_YOUR OBJECTIVE_
The copy you return must match the listing word for word and carry no pictures.

_SOURCE MATERIAL_
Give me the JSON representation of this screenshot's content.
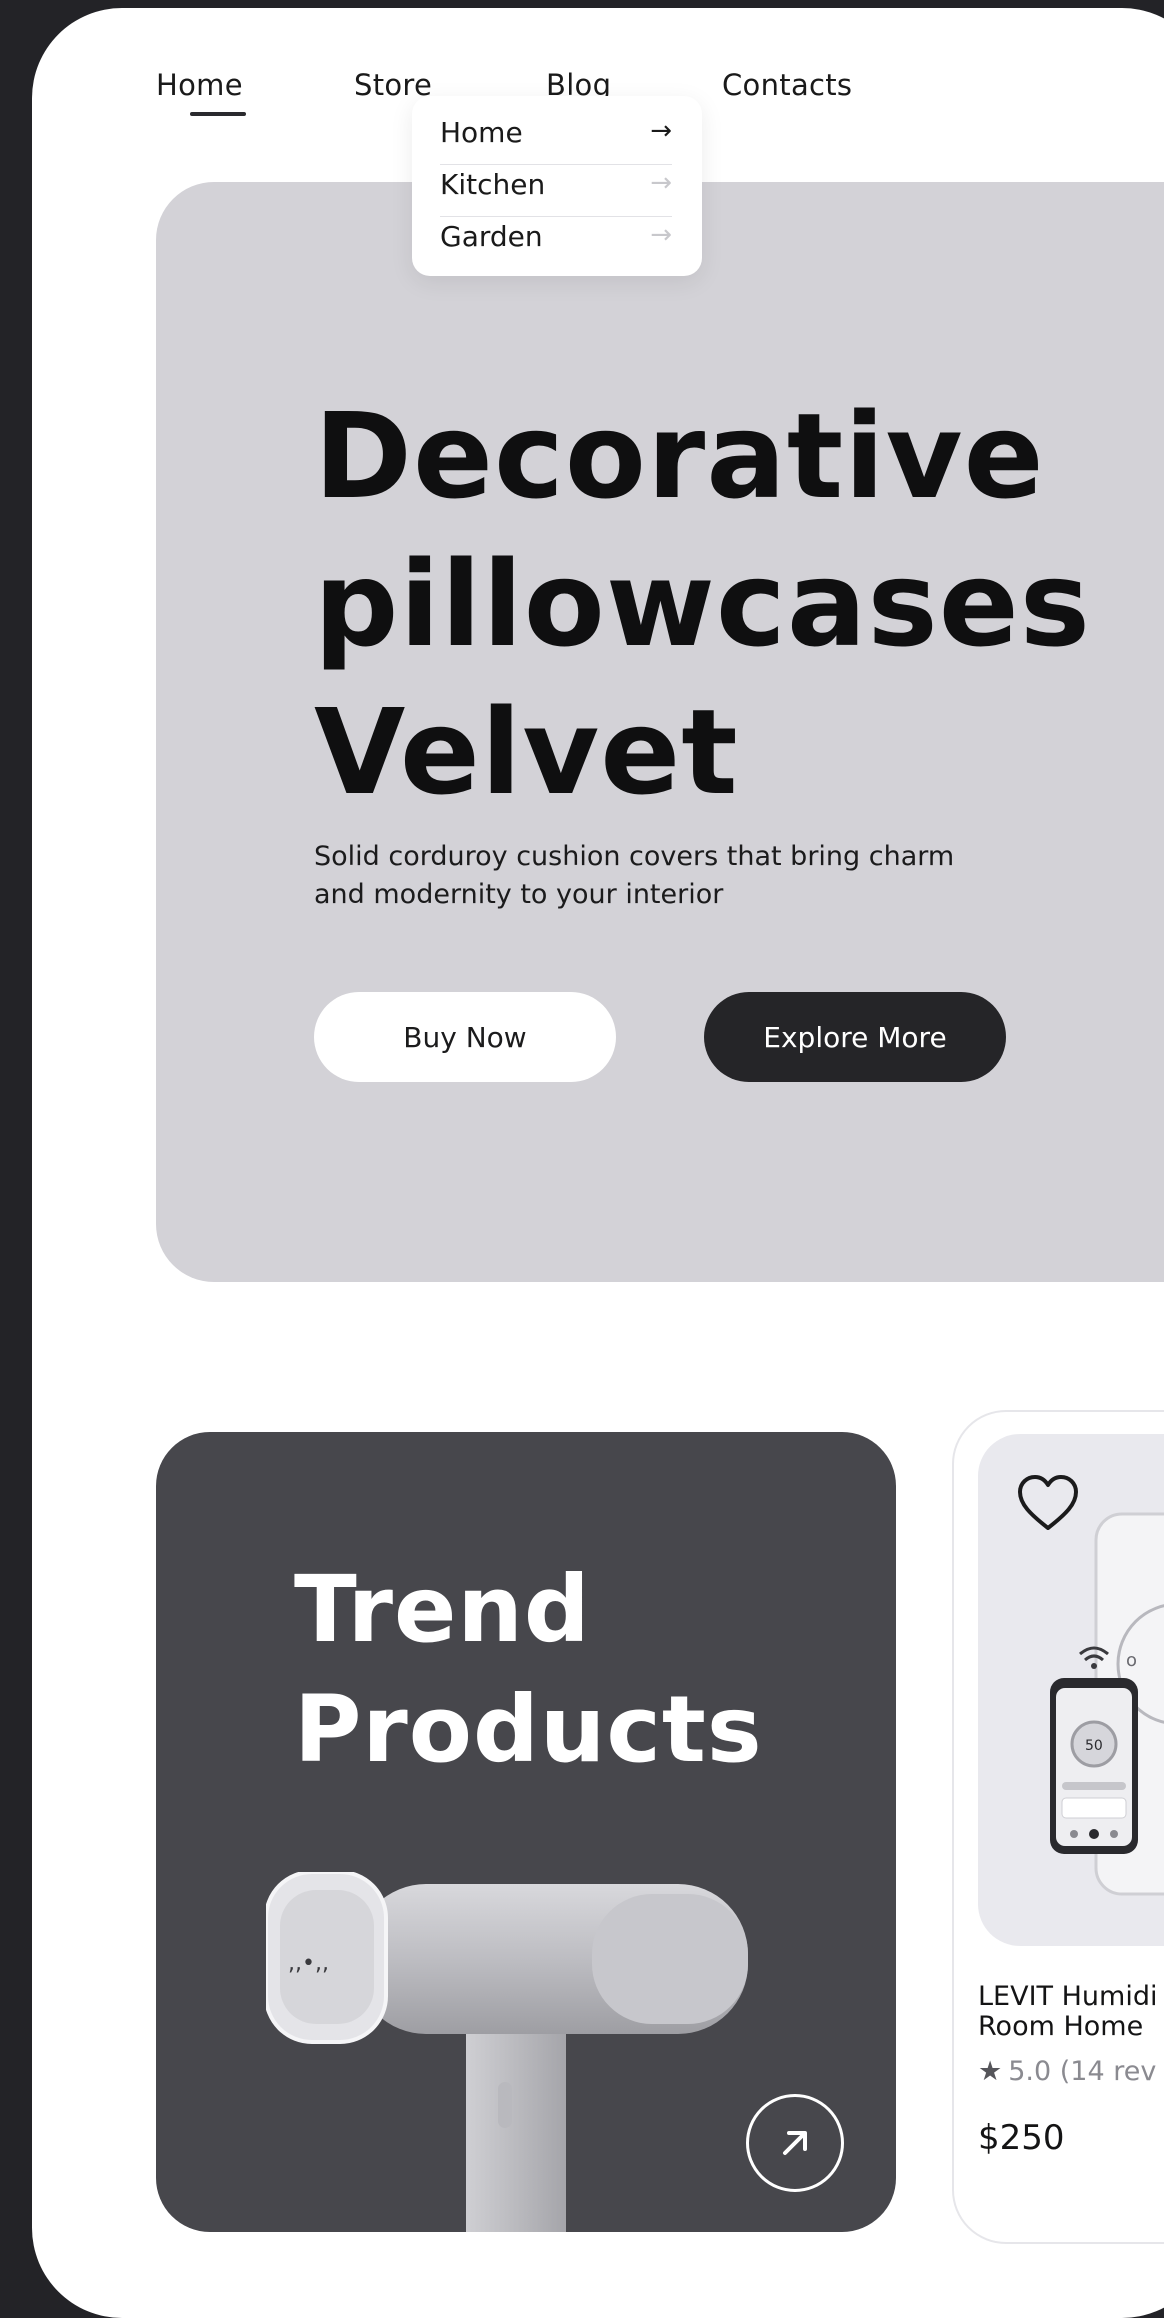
{
  "nav": {
    "items": [
      {
        "label": "Home",
        "active": true
      },
      {
        "label": "Store"
      },
      {
        "label": "Blog"
      },
      {
        "label": "Contacts"
      }
    ],
    "dropdown": {
      "items": [
        {
          "label": "Home",
          "arrow": "→"
        },
        {
          "label": "Kitchen",
          "arrow": "→"
        },
        {
          "label": "Garden",
          "arrow": "→"
        }
      ]
    }
  },
  "hero": {
    "title_lines": [
      "Decorative",
      "pillowcases",
      "Velvet"
    ],
    "subtitle": "Solid corduroy cushion covers  that bring charm and modernity to your interior",
    "buy_label": "Buy Now",
    "explore_label": "Explore More"
  },
  "trend": {
    "title_lines": [
      "Trend",
      "Products"
    ],
    "icon": "arrow-up-right-icon"
  },
  "product": {
    "name_lines": [
      "LEVIT Humidi",
      "Room Home"
    ],
    "rating": "5.0",
    "reviews": "(14 rev",
    "price": "$250",
    "icon": "heart-icon"
  },
  "colors": {
    "frame": "#232327",
    "hero_bg": "#d3d2d7",
    "dark_button": "#252528",
    "trend_bg": "#47474c"
  }
}
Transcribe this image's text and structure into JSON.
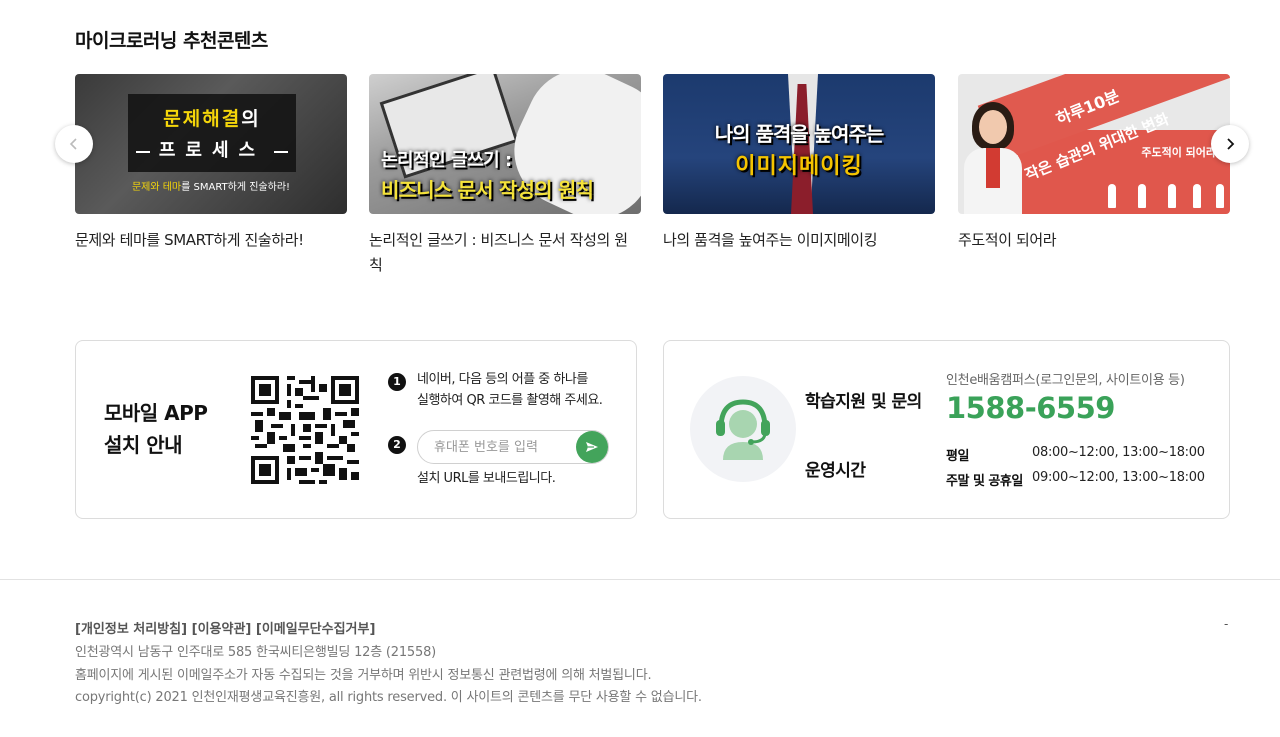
{
  "section": {
    "title": "마이크로러닝 추천콘텐츠"
  },
  "cards": [
    {
      "caption": "문제와 테마를 SMART하게 진술하라!",
      "thumb": {
        "line1_a": "문제",
        "line1_b": "해결",
        "line1_c": "의",
        "line2": "프로세스",
        "sub_a": "문제와 테마",
        "sub_b": "를 SMART하게 진술하라!"
      }
    },
    {
      "caption": "논리적인 글쓰기 : 비즈니스 문서 작성의 원칙",
      "thumb": {
        "line1": "논리적인 글쓰기 :",
        "line2": "비즈니스 문서 작성의 원칙"
      }
    },
    {
      "caption": "나의 품격을 높여주는 이미지메이킹",
      "thumb": {
        "line1": "나의 품격을 높여주는",
        "line2": "이미지메이킹"
      }
    },
    {
      "caption": "주도적이 되어라",
      "thumb": {
        "line1": "하루10분",
        "line2": "작은 습관의 위대한 변화",
        "tag": "주도적이 되어라"
      }
    }
  ],
  "app": {
    "title_line1": "모바일 APP",
    "title_line2": "설치 안내",
    "step1_num": "1",
    "step1_line1": "네이버, 다음 등의 어플 중 하나를",
    "step1_line2": "실행하여 QR 코드를 촬영해 주세요.",
    "step2_num": "2",
    "phone_placeholder": "휴대폰 번호를 입력",
    "step2_text": "설치 URL를 보내드립니다."
  },
  "support": {
    "heading": "학습지원 및 문의",
    "hours_label": "운영시간",
    "sub": "인천e배움캠퍼스(로그인문의, 사이트이용 등)",
    "phone": "1588-6559",
    "weekday_label": "평일",
    "weekday_hours": "08:00~12:00, 13:00~18:00",
    "weekend_label": "주말 및 공휴일",
    "weekend_hours": "09:00~12:00, 13:00~18:00"
  },
  "footer": {
    "link_privacy": "[개인정보 처리방침]",
    "link_terms": "[이용약관]",
    "link_email": "[이메일무단수집거부]",
    "address": "인천광역시 남동구 인주대로 585 한국씨티은행빌딩 12층 (21558)",
    "notice": "홈페이지에 게시된 이메일주소가 자동 수집되는 것을 거부하며 위반시 정보통신 관련법령에 의해 처벌됩니다.",
    "copyright": "copyright(c) 2021 인천인재평생교육진흥원, all rights reserved. 이 사이트의 콘텐츠를 무단 사용할 수 없습니다.",
    "dash": "-"
  },
  "colors": {
    "accent_green": "#3aa259",
    "send_green": "#43a45b",
    "title_yellow": "#f5d60a"
  },
  "icons": {
    "prev": "chevron-left-icon",
    "next": "chevron-right-icon",
    "send": "send-arrow-icon",
    "support": "headset-agent-icon"
  }
}
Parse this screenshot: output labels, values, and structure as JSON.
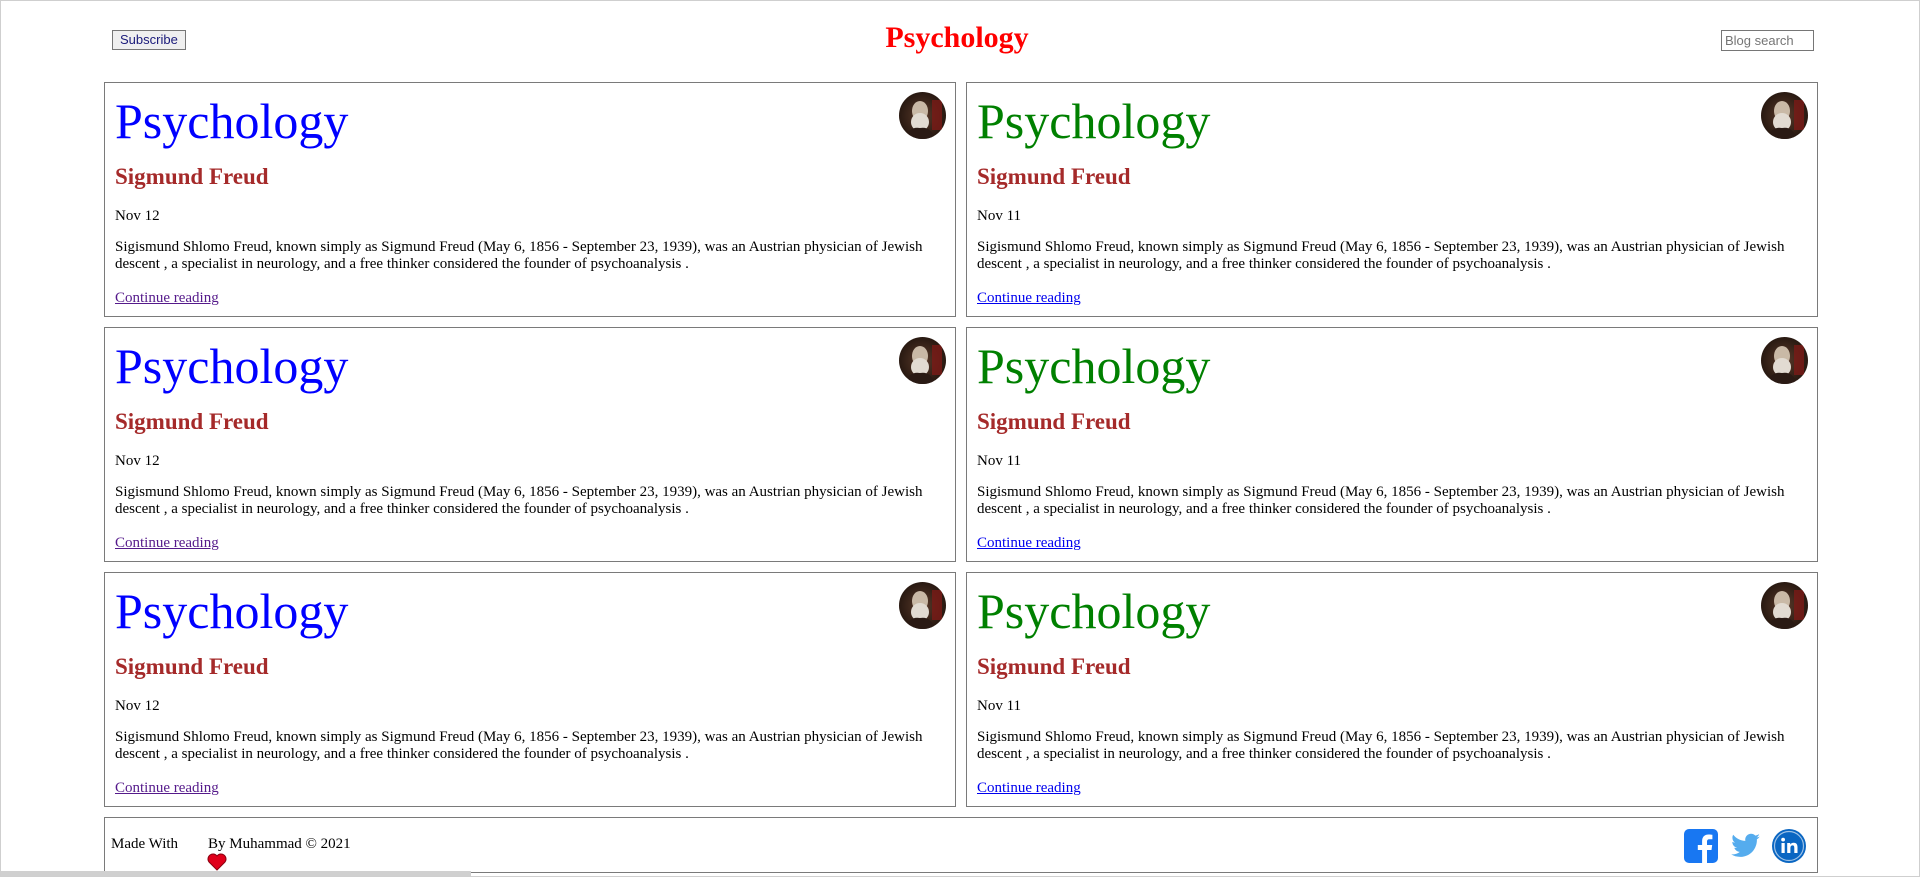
{
  "header": {
    "subscribe_label": "Subscribe",
    "site_title": "Psychology",
    "search_placeholder": "Blog search"
  },
  "posts": [
    {
      "heading": "Psychology",
      "author": "Sigmund Freud",
      "date": "Nov 12",
      "excerpt": "Sigismund Shlomo Freud, known simply as Sigmund Freud (May 6, 1856 - September 23, 1939), was an Austrian physician of Jewish descent , a specialist in neurology, and a free thinker considered the founder of psychoanalysis .",
      "link": "Continue reading"
    },
    {
      "heading": "Psychology",
      "author": "Sigmund Freud",
      "date": "Nov 11",
      "excerpt": "Sigismund Shlomo Freud, known simply as Sigmund Freud (May 6, 1856 - September 23, 1939), was an Austrian physician of Jewish descent , a specialist in neurology, and a free thinker considered the founder of psychoanalysis .",
      "link": "Continue reading"
    },
    {
      "heading": "Psychology",
      "author": "Sigmund Freud",
      "date": "Nov 12",
      "excerpt": "Sigismund Shlomo Freud, known simply as Sigmund Freud (May 6, 1856 - September 23, 1939), was an Austrian physician of Jewish descent , a specialist in neurology, and a free thinker considered the founder of psychoanalysis .",
      "link": "Continue reading"
    },
    {
      "heading": "Psychology",
      "author": "Sigmund Freud",
      "date": "Nov 11",
      "excerpt": "Sigismund Shlomo Freud, known simply as Sigmund Freud (May 6, 1856 - September 23, 1939), was an Austrian physician of Jewish descent , a specialist in neurology, and a free thinker considered the founder of psychoanalysis .",
      "link": "Continue reading"
    },
    {
      "heading": "Psychology",
      "author": "Sigmund Freud",
      "date": "Nov 12",
      "excerpt": "Sigismund Shlomo Freud, known simply as Sigmund Freud (May 6, 1856 - September 23, 1939), was an Austrian physician of Jewish descent , a specialist in neurology, and a free thinker considered the founder of psychoanalysis .",
      "link": "Continue reading"
    },
    {
      "heading": "Psychology",
      "author": "Sigmund Freud",
      "date": "Nov 11",
      "excerpt": "Sigismund Shlomo Freud, known simply as Sigmund Freud (May 6, 1856 - September 23, 1939), was an Austrian physician of Jewish descent , a specialist in neurology, and a free thinker considered the founder of psychoanalysis .",
      "link": "Continue reading"
    }
  ],
  "footer": {
    "made_with": "Made With",
    "by_text": "By Muhammad © 2021",
    "icons": [
      "heart-icon",
      "facebook-icon",
      "twitter-icon",
      "linkedin-icon"
    ]
  },
  "colors": {
    "title": "#ff0000",
    "heading_left": "#0000ff",
    "heading_right": "#008000",
    "author": "#a52a2a",
    "facebook": "#1877f2",
    "twitter": "#55acee",
    "linkedin": "#0a66c2"
  }
}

_OUTPUT_
Give me the JSON representation of this screenshot's content.
{
  "nav": {
    "items": [
      {
        "label": "Home",
        "active": true
      },
      {
        "label": "Store"
      },
      {
        "label": "Blog"
      },
      {
        "label": "Contacts"
      }
    ],
    "dropdown": {
      "items": [
        {
          "label": "Home",
          "arrow": "→"
        },
        {
          "label": "Kitchen",
          "arrow": "→"
        },
        {
          "label": "Garden",
          "arrow": "→"
        }
      ]
    }
  },
  "hero": {
    "title_lines": [
      "Decorative",
      "pillowcases",
      "Velvet"
    ],
    "subtitle": "Solid corduroy cushion covers  that bring charm and modernity to your interior",
    "buy_label": "Buy Now",
    "explore_label": "Explore More"
  },
  "trend": {
    "title_lines": [
      "Trend",
      "Products"
    ],
    "icon": "arrow-up-right-icon"
  },
  "product": {
    "name_lines": [
      "LEVIT Humidi",
      "Room Home"
    ],
    "rating": "5.0",
    "reviews": "(14 rev",
    "price": "$250",
    "icon": "heart-icon"
  },
  "colors": {
    "frame": "#232327",
    "hero_bg": "#d3d2d7",
    "dark_button": "#252528",
    "trend_bg": "#47474c"
  }
}
Transcribe this image's text and structure into JSON.
{
  "section": {
    "title": "마이크로러닝 추천콘텐츠"
  },
  "cards": [
    {
      "caption": "문제와 테마를 SMART하게 진술하라!",
      "thumb": {
        "line1_a": "문제",
        "line1_b": "해결",
        "line1_c": "의",
        "line2": "프로세스",
        "sub_a": "문제와 테마",
        "sub_b": "를 SMART하게 진술하라!"
      }
    },
    {
      "caption": "논리적인 글쓰기 : 비즈니스 문서 작성의 원칙",
      "thumb": {
        "line1": "논리적인 글쓰기 :",
        "line2": "비즈니스 문서 작성의 원칙"
      }
    },
    {
      "caption": "나의 품격을 높여주는 이미지메이킹",
      "thumb": {
        "line1": "나의 품격을 높여주는",
        "line2": "이미지메이킹"
      }
    },
    {
      "caption": "주도적이 되어라",
      "thumb": {
        "line1": "하루10분",
        "line2": "작은 습관의 위대한 변화",
        "tag": "주도적이 되어라"
      }
    }
  ],
  "app": {
    "title_line1": "모바일 APP",
    "title_line2": "설치 안내",
    "step1_num": "1",
    "step1_line1": "네이버, 다음 등의 어플 중 하나를",
    "step1_line2": "실행하여 QR 코드를 촬영해 주세요.",
    "step2_num": "2",
    "phone_placeholder": "휴대폰 번호를 입력",
    "step2_text": "설치 URL를 보내드립니다."
  },
  "support": {
    "heading": "학습지원 및 문의",
    "hours_label": "운영시간",
    "sub": "인천e배움캠퍼스(로그인문의, 사이트이용 등)",
    "phone": "1588-6559",
    "weekday_label": "평일",
    "weekday_hours": "08:00~12:00, 13:00~18:00",
    "weekend_label": "주말 및 공휴일",
    "weekend_hours": "09:00~12:00, 13:00~18:00"
  },
  "footer": {
    "link_privacy": "[개인정보 처리방침]",
    "link_terms": "[이용약관]",
    "link_email": "[이메일무단수집거부]",
    "address": "인천광역시 남동구 인주대로 585 한국씨티은행빌딩 12층 (21558)",
    "notice": "홈페이지에 게시된 이메일주소가 자동 수집되는 것을 거부하며 위반시 정보통신 관련법령에 의해 처벌됩니다.",
    "copyright": "copyright(c) 2021 인천인재평생교육진흥원, all rights reserved. 이 사이트의 콘텐츠를 무단 사용할 수 없습니다.",
    "dash": "-"
  },
  "colors": {
    "accent_green": "#3aa259",
    "send_green": "#43a45b",
    "title_yellow": "#f5d60a"
  },
  "icons": {
    "prev": "chevron-left-icon",
    "next": "chevron-right-icon",
    "send": "send-arrow-icon",
    "support": "headset-agent-icon"
  }
}
Parse this screenshot: output labels, values, and structure as JSON.
{
  "header": {
    "subscribe_label": "Subscribe",
    "site_title": "Psychology",
    "search_placeholder": "Blog search"
  },
  "posts": [
    {
      "heading": "Psychology",
      "author": "Sigmund Freud",
      "date": "Nov 12",
      "excerpt": "Sigismund Shlomo Freud, known simply as Sigmund Freud (May 6, 1856 - September 23, 1939), was an Austrian physician of Jewish descent , a specialist in neurology, and a free thinker considered the founder of psychoanalysis .",
      "link": "Continue reading"
    },
    {
      "heading": "Psychology",
      "author": "Sigmund Freud",
      "date": "Nov 11",
      "excerpt": "Sigismund Shlomo Freud, known simply as Sigmund Freud (May 6, 1856 - September 23, 1939), was an Austrian physician of Jewish descent , a specialist in neurology, and a free thinker considered the founder of psychoanalysis .",
      "link": "Continue reading"
    },
    {
      "heading": "Psychology",
      "author": "Sigmund Freud",
      "date": "Nov 12",
      "excerpt": "Sigismund Shlomo Freud, known simply as Sigmund Freud (May 6, 1856 - September 23, 1939), was an Austrian physician of Jewish descent , a specialist in neurology, and a free thinker considered the founder of psychoanalysis .",
      "link": "Continue reading"
    },
    {
      "heading": "Psychology",
      "author": "Sigmund Freud",
      "date": "Nov 11",
      "excerpt": "Sigismund Shlomo Freud, known simply as Sigmund Freud (May 6, 1856 - September 23, 1939), was an Austrian physician of Jewish descent , a specialist in neurology, and a free thinker considered the founder of psychoanalysis .",
      "link": "Continue reading"
    },
    {
      "heading": "Psychology",
      "author": "Sigmund Freud",
      "date": "Nov 12",
      "excerpt": "Sigismund Shlomo Freud, known simply as Sigmund Freud (May 6, 1856 - September 23, 1939), was an Austrian physician of Jewish descent , a specialist in neurology, and a free thinker considered the founder of psychoanalysis .",
      "link": "Continue reading"
    },
    {
      "heading": "Psychology",
      "author": "Sigmund Freud",
      "date": "Nov 11",
      "excerpt": "Sigismund Shlomo Freud, known simply as Sigmund Freud (May 6, 1856 - September 23, 1939), was an Austrian physician of Jewish descent , a specialist in neurology, and a free thinker considered the founder of psychoanalysis .",
      "link": "Continue reading"
    }
  ],
  "footer": {
    "made_with": "Made With",
    "by_text": "By Muhammad © 2021",
    "icons": [
      "heart-icon",
      "facebook-icon",
      "twitter-icon",
      "linkedin-icon"
    ]
  },
  "colors": {
    "title": "#ff0000",
    "heading_left": "#0000ff",
    "heading_right": "#008000",
    "author": "#a52a2a",
    "facebook": "#1877f2",
    "twitter": "#55acee",
    "linkedin": "#0a66c2"
  }
}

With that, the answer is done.